In recent decades, many governments of developing countries have initiated large-scale housing and resettlement programmes to reduce the number of people living in slums. While these programmes assume to add value to the life of poor urban dwellers, people’s actual housing demands are hardly taken into consideration. A frequently observed consequence is that many people leave the new houses after resettlement and move again. The rationalities, subjectivities, and destinations of post-resettlement mobilities are largely unknown, mainly because it is difficult to locate people after they moved further.
Thus, my Gateway Fellowship is about housing subjectivities and pathways in the context of post-resettlement mobility in Africa. More precisely, it aims at developing and applying suitable methods, which help to get empirical knowledge about people that moved out of their new houses. Furthermore, the intention is to move away from seeing resettlement as a single and definite solution to slums. Instead, the aim is to analyse resettlement as part of households’ residential choices over time, before and after relocation. This emphasises much-needed biographic perspectives towards housing in developing contexts.
My Gateway Fellowship takes place at the Centre for Urbanism and Built Environment Studies (CUBES), which is part of the School of Architecture and Planning at the University of the Witwatersrand, Johannesburg, South Africa. My hosts Sarah Charlton and Marie Huchzermeyer as well as many other staff members have extensively published on informal settlements, housing programmes, and resettlement and make CUBES the ideal environment for my Gateway Fellowship. This is also because it benefits from a considerable network of associated and related researchers and institutions in Sub-Saharan Africa, Germany, and beyond. Because of the location of my host institution, fieldwork for my project should be conducted in Johannesburg, but the objective is to add a comparative perspective at a later stage, which may include case studies from Morocco and Ethiopia.
The term ‘commitment’ plays an increasingly important role in analyses of various linguistic phenomena from promises to modal expressions like ‘necessary’ or ‘possible’. However, it is not clear what exactly different philosophers and linguists mean by the term ‘commitment’ or whether they even employ the same concept.
In my gateway project I will investigate the meanings of the term ‘commitment’ using methods from different disciplines, including conceptual analysis often used in philosophy and corpus analysis predominantly used in linguistics. A clarification of the meaning of the term will increase our understanding of a variety of theories from different disciplines and how they are related. What, for example, does it mean when philosophers and linguists argue that a statement “commits the speaker to a proposition”?

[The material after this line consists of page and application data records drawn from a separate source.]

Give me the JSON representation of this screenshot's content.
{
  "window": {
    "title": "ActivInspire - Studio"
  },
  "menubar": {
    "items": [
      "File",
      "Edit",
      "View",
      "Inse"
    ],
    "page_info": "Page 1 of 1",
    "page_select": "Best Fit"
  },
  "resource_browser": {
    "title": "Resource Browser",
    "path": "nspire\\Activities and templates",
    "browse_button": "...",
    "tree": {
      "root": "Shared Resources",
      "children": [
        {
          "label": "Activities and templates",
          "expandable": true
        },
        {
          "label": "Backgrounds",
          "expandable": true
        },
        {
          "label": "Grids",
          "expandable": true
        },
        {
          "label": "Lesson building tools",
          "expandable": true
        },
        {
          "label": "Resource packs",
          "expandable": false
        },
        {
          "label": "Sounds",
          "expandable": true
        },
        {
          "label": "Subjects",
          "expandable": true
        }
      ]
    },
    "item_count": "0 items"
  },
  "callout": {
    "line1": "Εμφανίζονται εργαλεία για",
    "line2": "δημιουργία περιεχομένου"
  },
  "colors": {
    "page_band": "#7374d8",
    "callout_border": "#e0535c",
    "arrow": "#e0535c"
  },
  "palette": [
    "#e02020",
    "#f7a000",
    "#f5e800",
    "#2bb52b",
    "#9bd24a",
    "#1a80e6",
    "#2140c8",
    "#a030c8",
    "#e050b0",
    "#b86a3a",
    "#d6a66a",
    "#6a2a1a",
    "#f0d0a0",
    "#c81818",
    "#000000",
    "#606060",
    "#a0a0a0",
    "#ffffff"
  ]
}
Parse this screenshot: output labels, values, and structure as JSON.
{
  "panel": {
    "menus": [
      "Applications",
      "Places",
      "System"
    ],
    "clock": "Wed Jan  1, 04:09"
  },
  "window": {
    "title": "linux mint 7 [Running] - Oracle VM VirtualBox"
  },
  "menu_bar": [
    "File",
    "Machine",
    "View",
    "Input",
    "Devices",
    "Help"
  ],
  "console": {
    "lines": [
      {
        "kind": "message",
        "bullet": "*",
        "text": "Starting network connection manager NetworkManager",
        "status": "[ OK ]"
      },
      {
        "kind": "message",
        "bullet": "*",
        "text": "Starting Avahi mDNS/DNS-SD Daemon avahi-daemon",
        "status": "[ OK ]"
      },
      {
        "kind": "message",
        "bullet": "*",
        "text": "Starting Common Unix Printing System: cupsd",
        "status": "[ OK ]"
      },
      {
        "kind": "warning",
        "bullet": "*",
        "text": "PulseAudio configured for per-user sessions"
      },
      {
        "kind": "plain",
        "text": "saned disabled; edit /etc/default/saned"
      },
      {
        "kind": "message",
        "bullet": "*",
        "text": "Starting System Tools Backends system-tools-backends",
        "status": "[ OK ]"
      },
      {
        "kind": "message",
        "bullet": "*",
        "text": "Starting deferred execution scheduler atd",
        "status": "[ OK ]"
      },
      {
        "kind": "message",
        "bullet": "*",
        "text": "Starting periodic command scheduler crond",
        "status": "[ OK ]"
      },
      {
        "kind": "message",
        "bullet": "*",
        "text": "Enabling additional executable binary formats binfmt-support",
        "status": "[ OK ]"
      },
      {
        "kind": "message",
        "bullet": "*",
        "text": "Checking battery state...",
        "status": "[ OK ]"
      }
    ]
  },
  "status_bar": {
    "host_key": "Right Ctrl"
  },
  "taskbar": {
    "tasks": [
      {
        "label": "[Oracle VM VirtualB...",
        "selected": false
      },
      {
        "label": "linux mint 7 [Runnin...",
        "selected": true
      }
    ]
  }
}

The fellowship will take place at Radboud University in Nijmegen where I will work with Prof. Bart Geurts. It will allow me to address foundational questions with respect to the notion of commitment. Answering these questions will be critical for the success of my future work. This work will focus on the phenomenon of normative commitments that are acquired in social contexts, such as when making a promise or statement.